## TASK STATEMENT
Copy each line below that includes "text".

:::

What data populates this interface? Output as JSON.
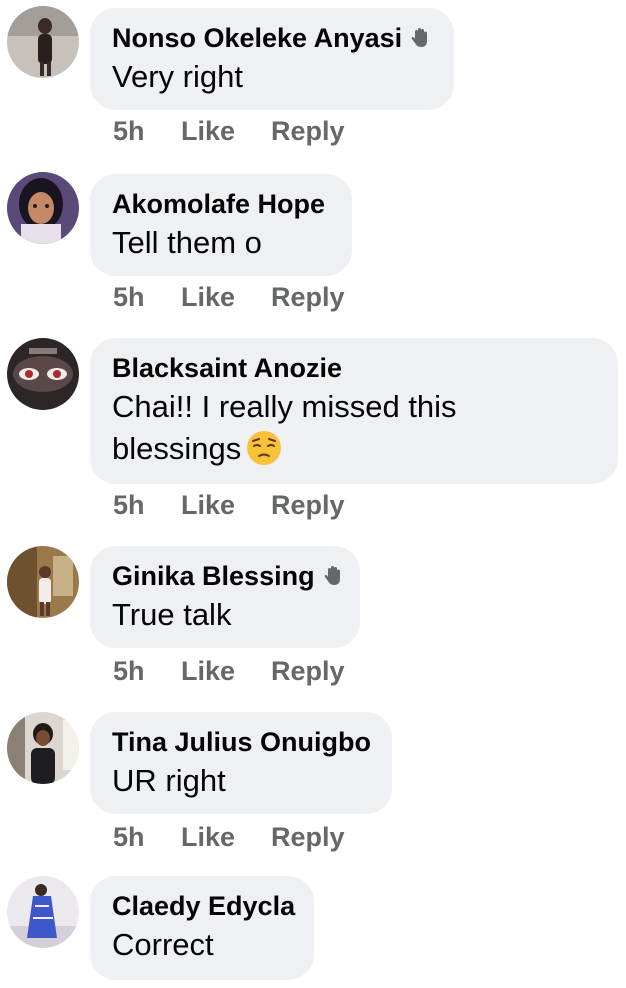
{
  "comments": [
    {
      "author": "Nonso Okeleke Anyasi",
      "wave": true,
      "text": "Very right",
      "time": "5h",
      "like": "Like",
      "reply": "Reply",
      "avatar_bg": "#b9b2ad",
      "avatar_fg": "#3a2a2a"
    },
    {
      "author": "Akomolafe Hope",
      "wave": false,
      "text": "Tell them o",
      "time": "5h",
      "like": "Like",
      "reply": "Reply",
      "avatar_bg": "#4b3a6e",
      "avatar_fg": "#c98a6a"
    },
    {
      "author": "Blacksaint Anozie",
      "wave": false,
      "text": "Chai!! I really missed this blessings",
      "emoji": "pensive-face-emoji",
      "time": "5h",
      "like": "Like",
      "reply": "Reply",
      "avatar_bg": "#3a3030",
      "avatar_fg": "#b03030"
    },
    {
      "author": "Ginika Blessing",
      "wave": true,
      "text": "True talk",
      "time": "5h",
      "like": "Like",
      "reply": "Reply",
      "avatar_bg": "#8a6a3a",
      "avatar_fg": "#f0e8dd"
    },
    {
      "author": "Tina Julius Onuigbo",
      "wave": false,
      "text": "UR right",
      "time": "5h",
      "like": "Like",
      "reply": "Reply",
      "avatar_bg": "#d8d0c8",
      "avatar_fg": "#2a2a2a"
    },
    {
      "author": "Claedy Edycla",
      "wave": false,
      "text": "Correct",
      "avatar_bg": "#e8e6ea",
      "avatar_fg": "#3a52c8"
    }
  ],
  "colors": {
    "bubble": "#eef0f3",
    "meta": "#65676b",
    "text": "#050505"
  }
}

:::

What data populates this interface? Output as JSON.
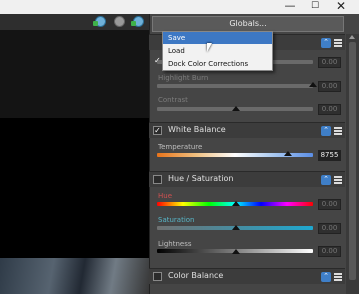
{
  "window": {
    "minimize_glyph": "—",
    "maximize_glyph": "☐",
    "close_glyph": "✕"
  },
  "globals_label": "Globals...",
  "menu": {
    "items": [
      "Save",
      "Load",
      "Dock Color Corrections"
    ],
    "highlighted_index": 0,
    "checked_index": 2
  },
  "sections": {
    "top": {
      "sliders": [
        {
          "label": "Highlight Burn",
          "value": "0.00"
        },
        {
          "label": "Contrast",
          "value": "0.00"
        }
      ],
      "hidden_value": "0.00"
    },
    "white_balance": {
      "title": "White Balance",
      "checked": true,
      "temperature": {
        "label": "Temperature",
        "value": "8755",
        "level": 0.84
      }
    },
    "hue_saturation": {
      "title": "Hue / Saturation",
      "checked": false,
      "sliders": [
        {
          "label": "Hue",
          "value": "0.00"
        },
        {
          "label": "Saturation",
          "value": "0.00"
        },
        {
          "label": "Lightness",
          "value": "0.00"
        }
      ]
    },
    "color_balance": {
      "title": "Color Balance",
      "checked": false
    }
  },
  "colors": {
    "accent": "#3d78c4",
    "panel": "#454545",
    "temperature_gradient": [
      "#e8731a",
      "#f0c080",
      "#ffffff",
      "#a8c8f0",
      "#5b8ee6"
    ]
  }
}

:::

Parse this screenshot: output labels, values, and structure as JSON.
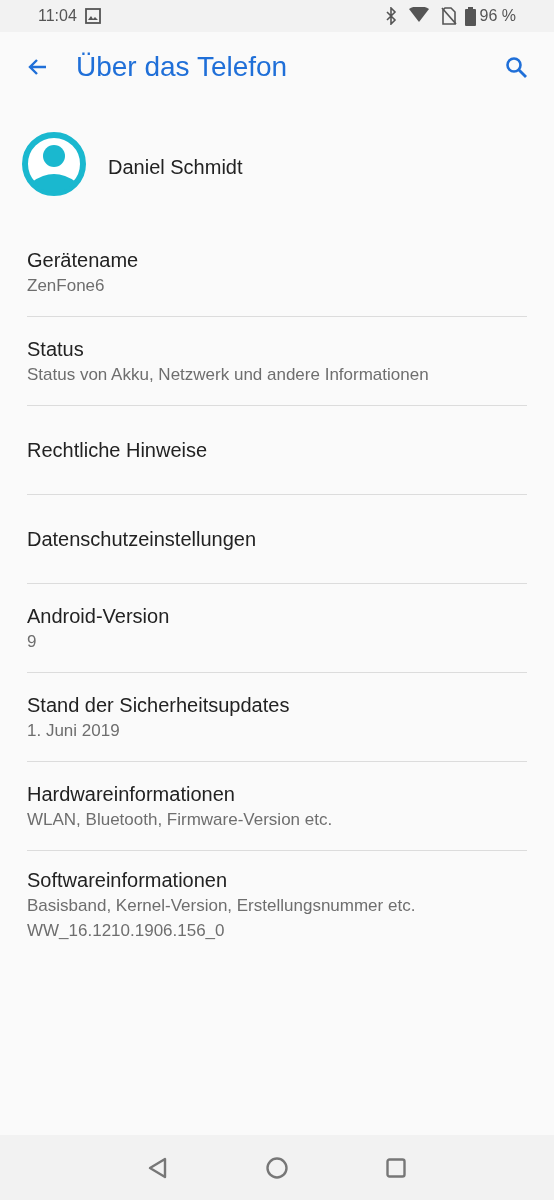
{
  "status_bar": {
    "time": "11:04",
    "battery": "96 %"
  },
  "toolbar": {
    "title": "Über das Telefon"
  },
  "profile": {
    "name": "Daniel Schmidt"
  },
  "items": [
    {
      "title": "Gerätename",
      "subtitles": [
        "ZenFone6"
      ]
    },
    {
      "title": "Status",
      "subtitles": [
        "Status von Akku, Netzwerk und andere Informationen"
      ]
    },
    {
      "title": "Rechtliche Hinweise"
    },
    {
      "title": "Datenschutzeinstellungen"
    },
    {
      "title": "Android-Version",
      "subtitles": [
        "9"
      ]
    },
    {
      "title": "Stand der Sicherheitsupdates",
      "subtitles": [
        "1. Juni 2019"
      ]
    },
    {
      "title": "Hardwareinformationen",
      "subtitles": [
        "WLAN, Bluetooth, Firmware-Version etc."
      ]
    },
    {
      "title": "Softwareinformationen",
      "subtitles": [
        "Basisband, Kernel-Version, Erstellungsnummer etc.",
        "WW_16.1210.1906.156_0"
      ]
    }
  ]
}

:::

## RESPONSE AREA
      "text": "Very right",
      "text": "Tell them o",
      "text": "Chai!! I really missed this blessings",
      "text": "True talk",
      "text": "UR right",
      "text": "Correct",
    "text": "#050505"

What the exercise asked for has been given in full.